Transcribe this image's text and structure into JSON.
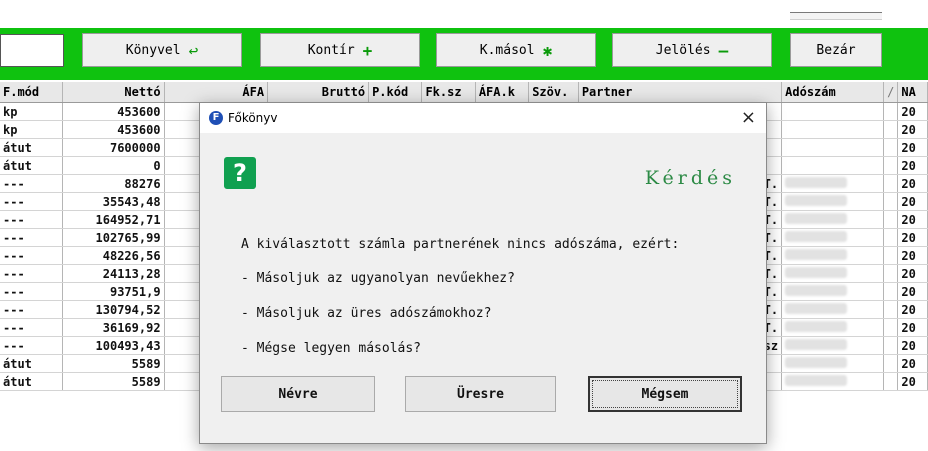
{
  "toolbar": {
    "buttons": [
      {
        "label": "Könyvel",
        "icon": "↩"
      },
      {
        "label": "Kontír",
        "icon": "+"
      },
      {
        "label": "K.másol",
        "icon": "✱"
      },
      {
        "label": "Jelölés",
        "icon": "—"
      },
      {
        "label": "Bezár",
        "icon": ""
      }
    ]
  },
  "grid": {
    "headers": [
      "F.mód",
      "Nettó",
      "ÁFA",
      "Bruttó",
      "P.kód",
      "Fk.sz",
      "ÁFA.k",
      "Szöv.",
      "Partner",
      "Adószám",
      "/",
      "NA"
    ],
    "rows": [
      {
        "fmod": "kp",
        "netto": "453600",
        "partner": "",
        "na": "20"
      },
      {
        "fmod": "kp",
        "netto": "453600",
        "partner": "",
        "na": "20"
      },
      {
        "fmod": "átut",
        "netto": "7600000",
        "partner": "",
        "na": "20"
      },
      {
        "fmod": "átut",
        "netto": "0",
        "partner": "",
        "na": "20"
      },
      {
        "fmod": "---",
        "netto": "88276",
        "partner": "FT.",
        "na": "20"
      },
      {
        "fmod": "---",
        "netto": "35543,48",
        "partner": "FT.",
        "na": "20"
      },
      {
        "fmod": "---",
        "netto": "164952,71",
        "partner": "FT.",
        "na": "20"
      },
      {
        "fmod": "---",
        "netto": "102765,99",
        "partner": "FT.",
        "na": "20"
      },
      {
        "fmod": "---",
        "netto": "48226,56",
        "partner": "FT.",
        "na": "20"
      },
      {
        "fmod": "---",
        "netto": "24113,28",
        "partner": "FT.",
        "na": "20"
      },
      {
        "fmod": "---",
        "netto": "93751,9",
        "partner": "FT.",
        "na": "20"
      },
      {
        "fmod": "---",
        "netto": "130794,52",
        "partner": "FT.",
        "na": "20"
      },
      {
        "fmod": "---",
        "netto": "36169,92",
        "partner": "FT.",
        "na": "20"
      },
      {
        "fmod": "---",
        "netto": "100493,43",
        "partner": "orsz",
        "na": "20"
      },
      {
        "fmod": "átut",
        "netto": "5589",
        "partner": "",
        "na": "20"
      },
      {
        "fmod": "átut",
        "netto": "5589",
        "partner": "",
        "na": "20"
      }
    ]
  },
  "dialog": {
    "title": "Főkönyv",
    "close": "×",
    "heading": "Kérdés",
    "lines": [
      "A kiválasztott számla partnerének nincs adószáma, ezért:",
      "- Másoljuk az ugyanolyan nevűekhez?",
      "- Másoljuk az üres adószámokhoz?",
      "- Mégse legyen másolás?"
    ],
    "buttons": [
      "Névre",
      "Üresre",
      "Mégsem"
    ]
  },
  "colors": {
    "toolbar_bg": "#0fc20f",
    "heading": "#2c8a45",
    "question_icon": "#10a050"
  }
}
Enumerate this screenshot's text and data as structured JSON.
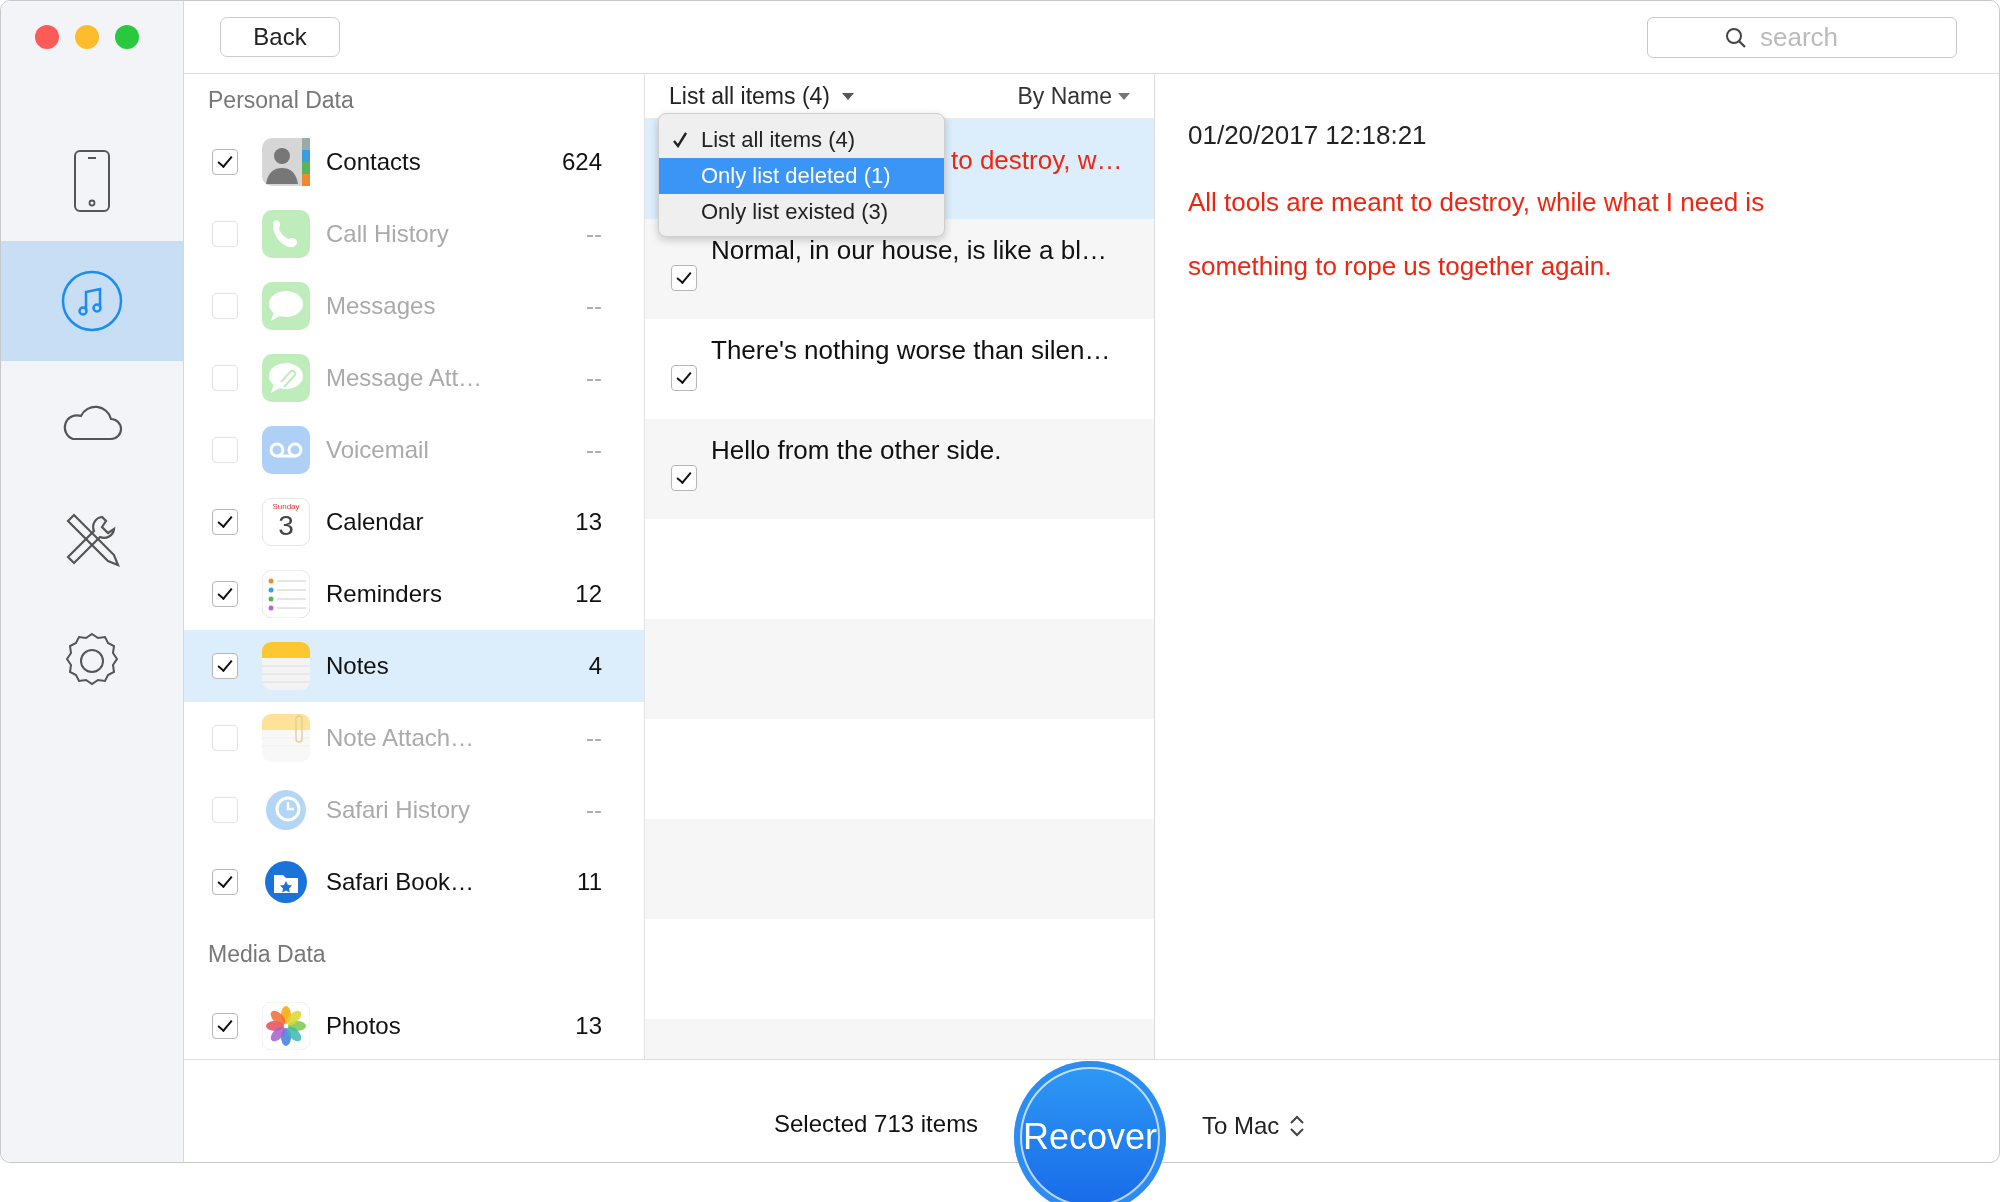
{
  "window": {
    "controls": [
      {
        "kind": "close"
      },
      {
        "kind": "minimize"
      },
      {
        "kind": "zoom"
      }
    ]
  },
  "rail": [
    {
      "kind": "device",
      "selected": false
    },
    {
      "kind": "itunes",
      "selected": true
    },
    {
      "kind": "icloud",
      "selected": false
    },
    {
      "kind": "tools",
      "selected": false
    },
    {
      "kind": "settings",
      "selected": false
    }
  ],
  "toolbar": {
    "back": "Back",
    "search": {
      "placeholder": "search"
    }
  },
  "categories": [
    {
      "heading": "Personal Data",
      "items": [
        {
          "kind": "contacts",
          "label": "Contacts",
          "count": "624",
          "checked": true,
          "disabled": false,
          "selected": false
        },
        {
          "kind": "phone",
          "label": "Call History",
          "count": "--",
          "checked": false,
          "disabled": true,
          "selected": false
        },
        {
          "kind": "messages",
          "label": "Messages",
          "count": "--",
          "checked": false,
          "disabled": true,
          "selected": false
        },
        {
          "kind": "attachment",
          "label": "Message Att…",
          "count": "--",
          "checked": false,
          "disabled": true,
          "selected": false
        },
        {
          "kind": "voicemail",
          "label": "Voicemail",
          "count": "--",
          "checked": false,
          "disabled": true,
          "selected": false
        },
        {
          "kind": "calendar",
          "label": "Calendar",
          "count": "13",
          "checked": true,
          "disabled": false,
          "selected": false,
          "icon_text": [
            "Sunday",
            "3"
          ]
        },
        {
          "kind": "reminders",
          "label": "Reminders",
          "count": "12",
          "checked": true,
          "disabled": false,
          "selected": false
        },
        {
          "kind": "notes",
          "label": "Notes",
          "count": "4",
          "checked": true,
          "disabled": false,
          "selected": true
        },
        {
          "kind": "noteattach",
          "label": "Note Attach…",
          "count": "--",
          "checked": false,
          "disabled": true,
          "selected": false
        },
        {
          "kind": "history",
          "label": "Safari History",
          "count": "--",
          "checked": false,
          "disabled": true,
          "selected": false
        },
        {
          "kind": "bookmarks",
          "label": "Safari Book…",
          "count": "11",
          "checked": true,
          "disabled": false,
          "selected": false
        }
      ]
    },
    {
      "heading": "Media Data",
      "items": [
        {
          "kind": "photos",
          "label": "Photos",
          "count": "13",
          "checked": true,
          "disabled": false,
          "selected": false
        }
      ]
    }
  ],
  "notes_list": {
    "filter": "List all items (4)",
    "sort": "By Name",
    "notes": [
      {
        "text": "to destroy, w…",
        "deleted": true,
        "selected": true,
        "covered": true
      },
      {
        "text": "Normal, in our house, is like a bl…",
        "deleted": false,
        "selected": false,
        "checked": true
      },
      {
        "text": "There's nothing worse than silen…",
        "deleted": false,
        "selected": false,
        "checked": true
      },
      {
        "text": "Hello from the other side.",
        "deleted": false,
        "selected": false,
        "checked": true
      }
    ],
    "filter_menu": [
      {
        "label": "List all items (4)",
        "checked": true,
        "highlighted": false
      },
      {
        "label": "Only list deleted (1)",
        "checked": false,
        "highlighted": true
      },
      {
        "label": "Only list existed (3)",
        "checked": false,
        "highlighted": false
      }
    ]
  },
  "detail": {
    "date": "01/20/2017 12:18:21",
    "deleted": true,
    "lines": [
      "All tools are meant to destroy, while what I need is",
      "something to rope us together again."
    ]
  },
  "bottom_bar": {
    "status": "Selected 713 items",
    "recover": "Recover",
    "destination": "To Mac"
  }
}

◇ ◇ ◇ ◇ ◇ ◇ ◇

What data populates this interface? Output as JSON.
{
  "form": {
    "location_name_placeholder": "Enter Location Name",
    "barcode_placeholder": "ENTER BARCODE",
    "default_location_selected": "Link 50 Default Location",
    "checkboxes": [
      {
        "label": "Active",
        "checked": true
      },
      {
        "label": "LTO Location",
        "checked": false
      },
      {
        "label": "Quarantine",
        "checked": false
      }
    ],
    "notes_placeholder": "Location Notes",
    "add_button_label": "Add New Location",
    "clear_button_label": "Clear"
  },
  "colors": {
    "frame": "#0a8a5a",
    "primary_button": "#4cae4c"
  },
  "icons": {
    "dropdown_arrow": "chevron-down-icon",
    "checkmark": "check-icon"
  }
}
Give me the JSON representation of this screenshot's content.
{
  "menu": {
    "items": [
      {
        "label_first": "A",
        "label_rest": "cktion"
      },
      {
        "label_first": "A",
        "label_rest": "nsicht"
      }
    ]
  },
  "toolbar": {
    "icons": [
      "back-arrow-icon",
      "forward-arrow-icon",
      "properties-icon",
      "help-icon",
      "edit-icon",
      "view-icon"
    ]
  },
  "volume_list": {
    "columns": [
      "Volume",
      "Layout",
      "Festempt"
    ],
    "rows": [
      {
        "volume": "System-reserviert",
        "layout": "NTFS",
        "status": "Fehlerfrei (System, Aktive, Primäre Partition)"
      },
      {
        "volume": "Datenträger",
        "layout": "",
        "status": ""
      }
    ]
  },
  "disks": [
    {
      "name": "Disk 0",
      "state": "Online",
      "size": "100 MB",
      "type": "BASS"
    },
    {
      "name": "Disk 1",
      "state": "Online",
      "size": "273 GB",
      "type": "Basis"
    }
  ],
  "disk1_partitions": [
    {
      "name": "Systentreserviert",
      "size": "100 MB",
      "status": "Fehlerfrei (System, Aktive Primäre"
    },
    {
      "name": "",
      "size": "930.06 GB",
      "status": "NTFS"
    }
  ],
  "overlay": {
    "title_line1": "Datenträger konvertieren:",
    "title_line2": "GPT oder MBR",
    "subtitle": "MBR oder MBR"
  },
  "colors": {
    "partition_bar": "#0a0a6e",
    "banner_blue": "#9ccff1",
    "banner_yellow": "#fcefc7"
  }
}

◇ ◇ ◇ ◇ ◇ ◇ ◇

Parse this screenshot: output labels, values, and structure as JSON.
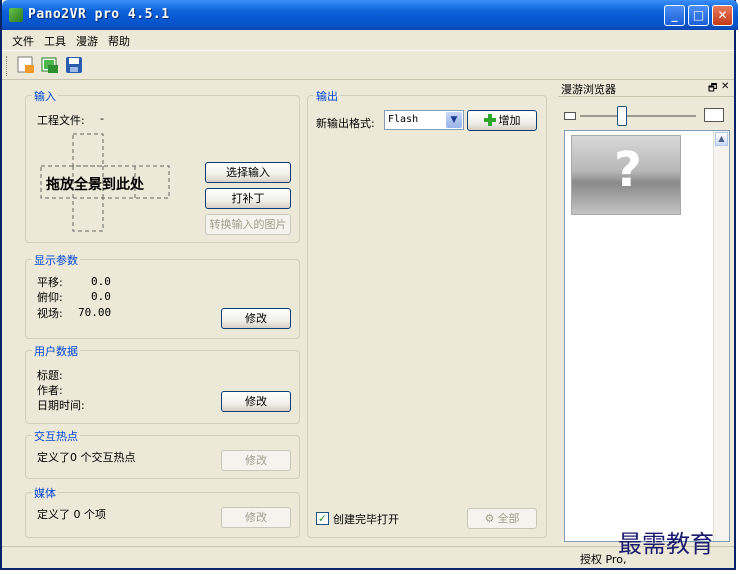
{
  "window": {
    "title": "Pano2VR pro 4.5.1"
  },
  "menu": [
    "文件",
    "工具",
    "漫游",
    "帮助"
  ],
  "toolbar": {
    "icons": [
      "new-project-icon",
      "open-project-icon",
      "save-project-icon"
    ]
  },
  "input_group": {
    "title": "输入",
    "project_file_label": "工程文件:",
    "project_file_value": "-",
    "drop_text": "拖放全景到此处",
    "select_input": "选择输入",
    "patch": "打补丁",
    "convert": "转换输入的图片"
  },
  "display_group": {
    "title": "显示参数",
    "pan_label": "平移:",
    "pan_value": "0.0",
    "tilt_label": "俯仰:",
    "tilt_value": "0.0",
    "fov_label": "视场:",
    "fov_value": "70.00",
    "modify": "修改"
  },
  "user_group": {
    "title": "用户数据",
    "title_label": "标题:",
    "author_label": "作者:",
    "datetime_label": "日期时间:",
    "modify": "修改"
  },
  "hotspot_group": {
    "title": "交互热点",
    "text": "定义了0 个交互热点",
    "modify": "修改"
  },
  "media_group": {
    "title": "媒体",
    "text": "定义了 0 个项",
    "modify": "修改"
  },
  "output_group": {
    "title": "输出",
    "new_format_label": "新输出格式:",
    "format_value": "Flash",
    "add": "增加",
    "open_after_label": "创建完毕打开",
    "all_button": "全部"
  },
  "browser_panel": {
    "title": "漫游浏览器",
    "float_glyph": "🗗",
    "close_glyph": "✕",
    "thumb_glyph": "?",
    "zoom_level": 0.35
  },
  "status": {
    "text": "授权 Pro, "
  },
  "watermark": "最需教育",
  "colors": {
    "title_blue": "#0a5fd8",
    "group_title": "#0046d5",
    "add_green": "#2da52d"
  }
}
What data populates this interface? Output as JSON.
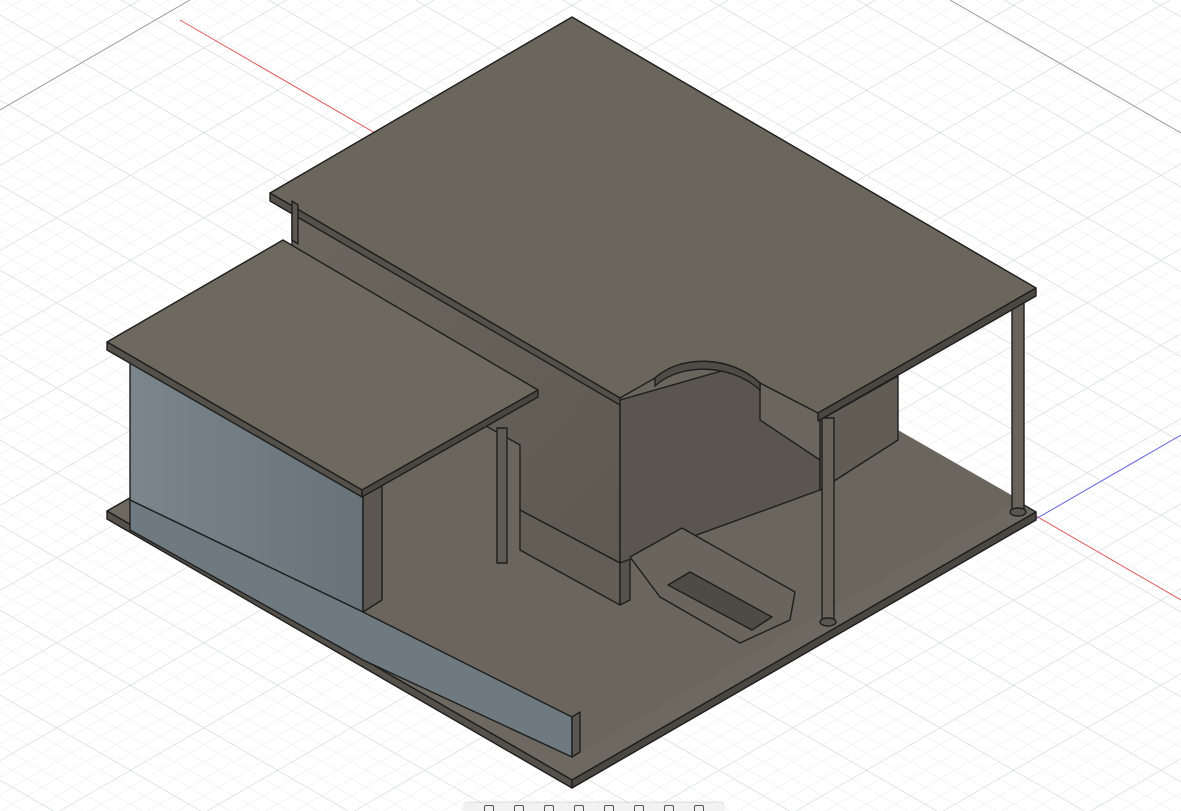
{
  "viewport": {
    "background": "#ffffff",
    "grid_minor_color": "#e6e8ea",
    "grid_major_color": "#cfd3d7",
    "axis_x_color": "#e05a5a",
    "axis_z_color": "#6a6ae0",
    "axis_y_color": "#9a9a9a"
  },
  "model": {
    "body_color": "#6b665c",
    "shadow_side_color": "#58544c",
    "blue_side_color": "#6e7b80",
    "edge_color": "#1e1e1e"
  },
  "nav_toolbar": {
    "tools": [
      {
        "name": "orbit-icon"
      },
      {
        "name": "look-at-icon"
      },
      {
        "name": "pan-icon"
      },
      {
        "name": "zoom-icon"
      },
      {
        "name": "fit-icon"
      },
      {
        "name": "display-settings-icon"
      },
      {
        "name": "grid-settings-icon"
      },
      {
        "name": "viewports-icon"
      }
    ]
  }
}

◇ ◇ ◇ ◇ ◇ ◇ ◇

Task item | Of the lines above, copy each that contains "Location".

Solution below |
    "location_name_placeholder": "Enter Location Name",
    "default_location_selected": "Link 50 Default Location",
        "label": "LTO Location",
    "notes_placeholder": "Location Notes",
    "add_button_label": "Add New Location",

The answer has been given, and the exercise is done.